We live in a world designed so the powerful can maintain their power. And this is unjust.

This is the major reason why I’ve always been confused by the inherent conflict some people on the left see between “class politics” and “identity politics” (the second reason is because I think there’s a good case to be made that class itself is an “identity”, especially in the 21st century.) In the frame of justice, in the context of power structures conspiring to keep the majority down so the minority prosper in extravagance, we are all the same in the eyes of the powers that be. The only difference is that some of us are denied the fruits of our labour, and some of us are denied bodily autonomy (and get even less of the fruits of our labour), and many, many of us are kept hungry and desperate and alienated – far too preoccupied with the necessities of life to give a damn about deeper questions of political philosophy.

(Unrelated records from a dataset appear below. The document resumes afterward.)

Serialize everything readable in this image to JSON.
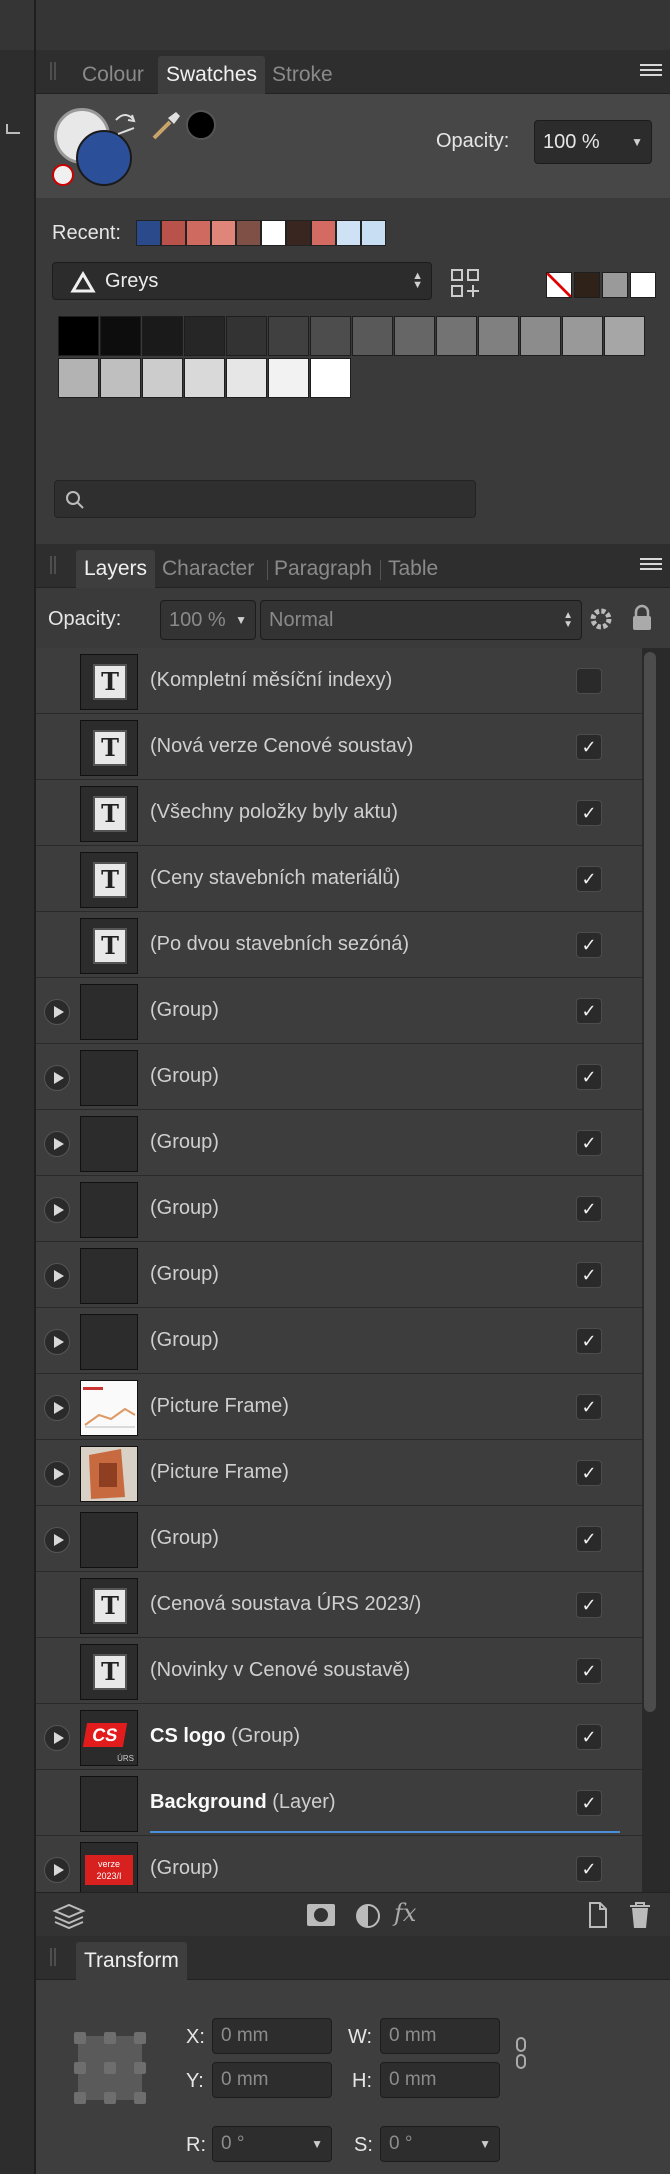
{
  "swatches_tabs": [
    "Colour",
    "Swatches",
    "Stroke"
  ],
  "swatches": {
    "opacity_label": "Opacity:",
    "opacity_value": "100 %",
    "recent_label": "Recent:",
    "recent_colors": [
      "#2b4a8c",
      "#b9524a",
      "#cf6a60",
      "#e0857a",
      "#7e5046",
      "#ffffff",
      "#3a2620",
      "#d36b62",
      "#cfe1f4",
      "#c8dff3"
    ],
    "palette_name": "Greys",
    "palette_colors": [
      "#000000",
      "#0d0d0d",
      "#1a1a1a",
      "#262626",
      "#333333",
      "#404040",
      "#4d4d4d",
      "#595959",
      "#666666",
      "#737373",
      "#808080",
      "#8c8c8c",
      "#999999",
      "#a6a6a6",
      "#b3b3b3",
      "#bfbfbf",
      "#cccccc",
      "#d9d9d9",
      "#e6e6e6",
      "#f2f2f2",
      "#ffffff"
    ],
    "mini_colors": [
      "none",
      "#2e2219",
      "#9a9a9a",
      "#ffffff"
    ]
  },
  "layers_tabs": [
    "Layers",
    "Character",
    "Paragraph",
    "Table"
  ],
  "layers": {
    "opacity_label": "Opacity:",
    "opacity_value": "100 %",
    "blend_mode": "Normal",
    "items": [
      {
        "name": "(Kompletní měsíční indexy)",
        "kind": "text",
        "expand": false,
        "checked": false
      },
      {
        "name": "(Nová verze Cenové soustav)",
        "kind": "text",
        "expand": false,
        "checked": true
      },
      {
        "name": "(Všechny položky byly aktu)",
        "kind": "text",
        "expand": false,
        "checked": true
      },
      {
        "name": "(Ceny stavebních materiálů)",
        "kind": "text",
        "expand": false,
        "checked": true
      },
      {
        "name": "(Po dvou stavebních sezóná)",
        "kind": "text",
        "expand": false,
        "checked": true
      },
      {
        "name": "(Group)",
        "kind": "empty",
        "expand": true,
        "checked": true
      },
      {
        "name": "(Group)",
        "kind": "empty",
        "expand": true,
        "checked": true
      },
      {
        "name": "(Group)",
        "kind": "empty",
        "expand": true,
        "checked": true
      },
      {
        "name": "(Group)",
        "kind": "empty",
        "expand": true,
        "checked": true
      },
      {
        "name": "(Group)",
        "kind": "empty",
        "expand": true,
        "checked": true
      },
      {
        "name": "(Group)",
        "kind": "empty",
        "expand": true,
        "checked": true
      },
      {
        "name": "(Picture Frame)",
        "kind": "chart",
        "expand": true,
        "checked": true
      },
      {
        "name": "(Picture Frame)",
        "kind": "photo",
        "expand": true,
        "checked": true
      },
      {
        "name": "(Group)",
        "kind": "empty",
        "expand": true,
        "checked": true
      },
      {
        "name": "(Cenová soustava ÚRS 2023/)",
        "kind": "text",
        "expand": false,
        "checked": true
      },
      {
        "name": "(Novinky v Cenové soustavě)",
        "kind": "text",
        "expand": false,
        "checked": true
      },
      {
        "name": "(Group)",
        "bold": "CS logo",
        "kind": "logo",
        "expand": true,
        "checked": true
      },
      {
        "name": "(Layer)",
        "bold": "Background",
        "kind": "empty",
        "expand": false,
        "checked": true
      },
      {
        "name": "(Group)",
        "kind": "verze",
        "expand": true,
        "checked": true
      }
    ],
    "logo_text": "CS",
    "logo_sub": "ÚRS",
    "verze_text": "verze",
    "verze_year": "2023/I"
  },
  "footer_fx": "fx",
  "transform": {
    "title": "Transform",
    "x_label": "X:",
    "x_value": "0 mm",
    "y_label": "Y:",
    "y_value": "0 mm",
    "w_label": "W:",
    "w_value": "0 mm",
    "h_label": "H:",
    "h_value": "0 mm",
    "r_label": "R:",
    "r_value": "0 °",
    "s_label": "S:",
    "s_value": "0 °"
  }
}
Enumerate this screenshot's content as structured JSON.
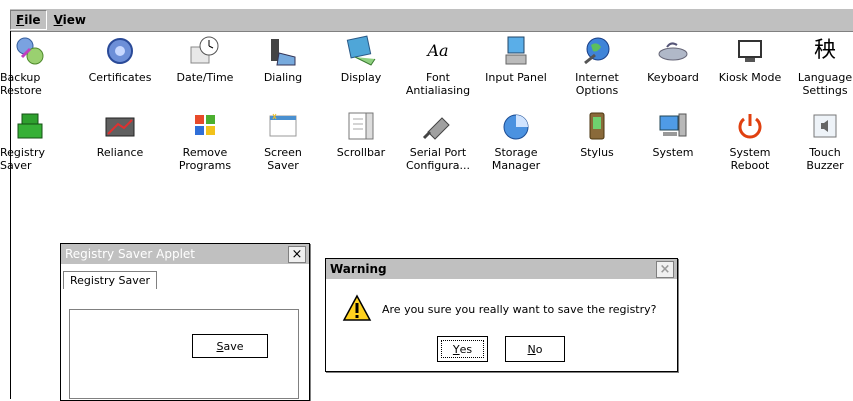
{
  "menubar": {
    "file": {
      "first": "F",
      "rest": "ile"
    },
    "view": {
      "first": "V",
      "rest": "iew"
    }
  },
  "icons_row1": [
    {
      "label": "Backup\nRestore",
      "icon": "backup-icon"
    },
    {
      "label": "Certificates",
      "icon": "certificates-icon"
    },
    {
      "label": "Date/Time",
      "icon": "datetime-icon"
    },
    {
      "label": "Dialing",
      "icon": "dialing-icon"
    },
    {
      "label": "Display",
      "icon": "display-icon"
    },
    {
      "label": "Font\nAntialiasing",
      "icon": "font-icon",
      "glyph": "Aa"
    },
    {
      "label": "Input Panel",
      "icon": "input-panel-icon"
    },
    {
      "label": "Internet\nOptions",
      "icon": "internet-icon"
    },
    {
      "label": "Keyboard",
      "icon": "keyboard-icon"
    },
    {
      "label": "Kiosk Mode",
      "icon": "kiosk-icon"
    },
    {
      "label": "Language\nSettings",
      "icon": "language-icon",
      "glyph": "秧"
    }
  ],
  "icons_row2": [
    {
      "label": "Registry\nSaver",
      "icon": "registry-icon"
    },
    {
      "label": "Reliance",
      "icon": "reliance-icon"
    },
    {
      "label": "Remove\nPrograms",
      "icon": "remove-programs-icon"
    },
    {
      "label": "Screen\nSaver",
      "icon": "screensaver-icon"
    },
    {
      "label": "Scrollbar",
      "icon": "scrollbar-icon"
    },
    {
      "label": "Serial Port\nConfigura...",
      "icon": "serial-port-icon"
    },
    {
      "label": "Storage\nManager",
      "icon": "storage-icon"
    },
    {
      "label": "Stylus",
      "icon": "stylus-icon"
    },
    {
      "label": "System",
      "icon": "system-icon"
    },
    {
      "label": "System\nReboot",
      "icon": "power-icon"
    },
    {
      "label": "Touch\nBuzzer",
      "icon": "buzzer-icon"
    }
  ],
  "applet": {
    "title": "Registry Saver Applet",
    "close": "×",
    "tab": "Registry Saver",
    "save": {
      "first": "S",
      "rest": "ave"
    }
  },
  "warning": {
    "title": "Warning",
    "close": "×",
    "message": "Are you sure you really want to save the registry?",
    "yes": {
      "first": "Y",
      "rest": "es"
    },
    "no": {
      "first": "N",
      "rest": "o"
    }
  }
}
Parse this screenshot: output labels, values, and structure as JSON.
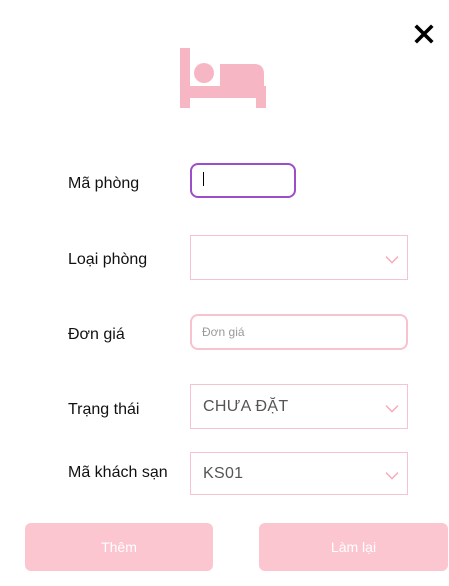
{
  "form": {
    "room_id_label": "Mã phòng",
    "room_id_value": "",
    "room_type_label": "Loại phòng",
    "room_type_value": "",
    "price_label": "Đơn giá",
    "price_placeholder": "Đơn giá",
    "price_value": "",
    "status_label": "Trạng thái",
    "status_value": "CHƯA ĐẶT",
    "hotel_id_label": "Mã khách sạn",
    "hotel_id_value": "KS01"
  },
  "actions": {
    "add_label": "Thêm",
    "reset_label": "Làm lại"
  },
  "icons": {
    "close": "close-icon",
    "header": "bed-icon",
    "dropdown": "chevron-down-icon"
  },
  "colors": {
    "accent_pink": "#f7b6c4",
    "button_pink": "#fbc6d0",
    "focus_purple": "#9b4ec7",
    "border_pink": "#f7c3cf"
  }
}
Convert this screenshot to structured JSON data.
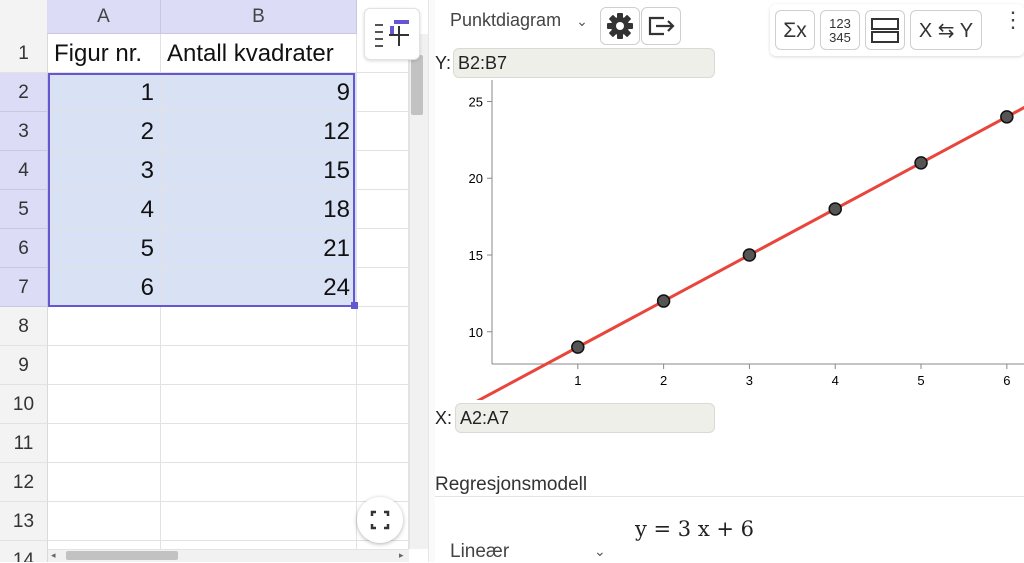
{
  "spreadsheet": {
    "columns": [
      "A",
      "B"
    ],
    "rows": [
      {
        "num": "1",
        "a": "Figur nr.",
        "b": "Antall kvadrater"
      },
      {
        "num": "2",
        "a": "1",
        "b": "9"
      },
      {
        "num": "3",
        "a": "2",
        "b": "12"
      },
      {
        "num": "4",
        "a": "3",
        "b": "15"
      },
      {
        "num": "5",
        "a": "4",
        "b": "18"
      },
      {
        "num": "6",
        "a": "5",
        "b": "21"
      },
      {
        "num": "7",
        "a": "6",
        "b": "24"
      },
      {
        "num": "8",
        "a": "",
        "b": ""
      },
      {
        "num": "9",
        "a": "",
        "b": ""
      },
      {
        "num": "10",
        "a": "",
        "b": ""
      },
      {
        "num": "11",
        "a": "",
        "b": ""
      },
      {
        "num": "12",
        "a": "",
        "b": ""
      },
      {
        "num": "13",
        "a": "",
        "b": ""
      },
      {
        "num": "14",
        "a": "",
        "b": ""
      }
    ],
    "selection_color": "#6557d2"
  },
  "analysis": {
    "plot_type": "Punktdiagram",
    "toolbar": {
      "sum_label": "Σx",
      "stats_top": "123",
      "stats_bottom": "345",
      "swap_label": "X ⇆ Y"
    },
    "y_label": "Y:",
    "y_range": "B2:B7",
    "x_label": "X:",
    "x_range": "A2:A7",
    "regression_heading": "Regresjonsmodell",
    "regression_type": "Lineær",
    "regression_formula": "y = 3 x + 6"
  },
  "chart_data": {
    "type": "scatter",
    "x": [
      1,
      2,
      3,
      4,
      5,
      6
    ],
    "y": [
      9,
      12,
      15,
      18,
      21,
      24
    ],
    "xticks": [
      1,
      2,
      3,
      4,
      5,
      6
    ],
    "yticks": [
      10,
      15,
      20,
      25
    ],
    "xlim": [
      0.0,
      6.2
    ],
    "ylim": [
      7.9,
      26.4
    ],
    "regression": {
      "slope": 3,
      "intercept": 6
    },
    "point_color": "#555555",
    "line_color": "#e8453c"
  }
}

(There’s also the issue of intersectionality, i.e. the way the different oppressions and power structures of our society combine/multiply/reinforce themselves against many people.)

At the core, the oppressed are united in their oppression. It just takes different forms (and some of those forms are much worse than others.)

Of course reality is much more complex. The sad reality is that many people who are staunch activists on one axis of oppression can be pretty terrible on another (misogynist leftwing men, my god, you’re a problem.) And as someone who’s relatively privileged myself – Pākehā, cis, hetero, upper-middle-class, university-educated, currently able-bodied – it’s very easy for me to say “we’re all in this together”. So I’m not saying that. A lot of people have very good reasons not to throw their lot in with activists like me.

What I am saying is this: I’m on the Left because I do believe in justice. I know we can fight for it. I know life will always have its ups and downs. But by god, it should be fair.